5. Kitefin Shark
Also known as the black shark, or Darkie Charlie, this shark is greyish black to reddish brown in color, and reaches a length of 1.8m. The fins have a white fringe while the tail has a black fringe, and the first dorsal fin is smaller than the second. The kitefin shark is the only species from the North Atlantic to have large, triangular, serrated lower teeth. The upper teeth are long and slender, curving outward toward the corners of the mouth. As with many other deep sea sharks, the kitefin has large green colored eyes that help capture any light filtering through the dark waters. It is commonly found around 1,800m deep, feeding on a variety of fish that include cod, viperfish, shrimp, and lobsters. It’s short snout and fin fringes define it from other similar species, including the velvet dogfish.
4. Bluntnose Six-Gill Shark
Recognized by their long tails and comb-like, yellow lower teeth, the bluntnose sixgill shark is one of the larger sharks of the world, growing to an average length of 16ft. Being highly sensitive to light, they prowl in depths of 2,000m (6,500ft), while coming closer to the surface during the night, and sinking again during the day. Its body resembles that of a prehistoric shark, with its translucent eyelids, and bright green eyes. The sixgill shark lives all around the world, but prefers continental shelves, feeding on a wide variety of organisms including squid, large bony fish, rays, and dead animals that lay at the bottom of the ocean. This shark is believed to be able to live up to 80 years, with a gestation period of 12 to 24 months. The litter size is incredibly large, ranging anywhere from 22 pups to 108.
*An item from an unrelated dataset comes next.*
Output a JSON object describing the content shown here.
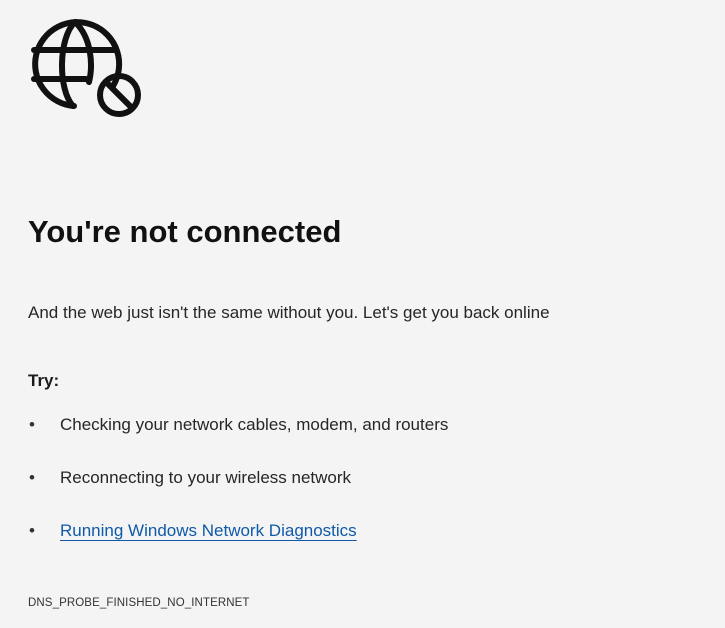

3. Longnose Velvet Dogfish
Very similar to the kitefin, this is a slender bodied deep-water shark that is black or brownish in color. A long nosed shark with small gill slits, the velvet dogfish has small spines on their dorsal fins and can reach a total length of 1.35m. This shark specifically feeds on cephalopods and bony fish that are found at depths of 270-2,080m (6,824ft). Their upper teeth are long and pointed, while their lower teeth are flatter oblique hooks.
2. Ghost Shark
Also known as elephant shark, this fish is a type of Chimaera (ghost sharks). This shark has a distinctive head that allows it to dig into the muddy ocean floor to find shellfish. It’s eyes tend to have a greenish tinge and are very large. Found at depths reaching 3.2km (2mi) below the surface, this ghost shark doesn’t really look like a shark. It has large flappy pectoral fins, 2 on each side that allow them to swim slowly. They also have crushing plates as teeth instead of the normal sharp daggers most sharks have. Their dorsal fins are also serrated and reportedly toxic, causing serious damage to the nervous system if ingested.
1. Portuguese Dogfish
One of the deepest of the deep swimmers, the Portuguese dogfish shark remains at a depth of 1,000m (33,000ft), and has been recorded as deep as 3.7km (2.3mi). Resembling a bony fish rather than a shark, these fish have a dark brown coloration and only grow to be 1.58m (5.2ft) long, with very small fins. Known to live 70 years, this shark is an active, stealthy predator, feeding mainly on octopus, and squid. They can be found off the coasts of Ireland, Portugal, North America, and South Africa.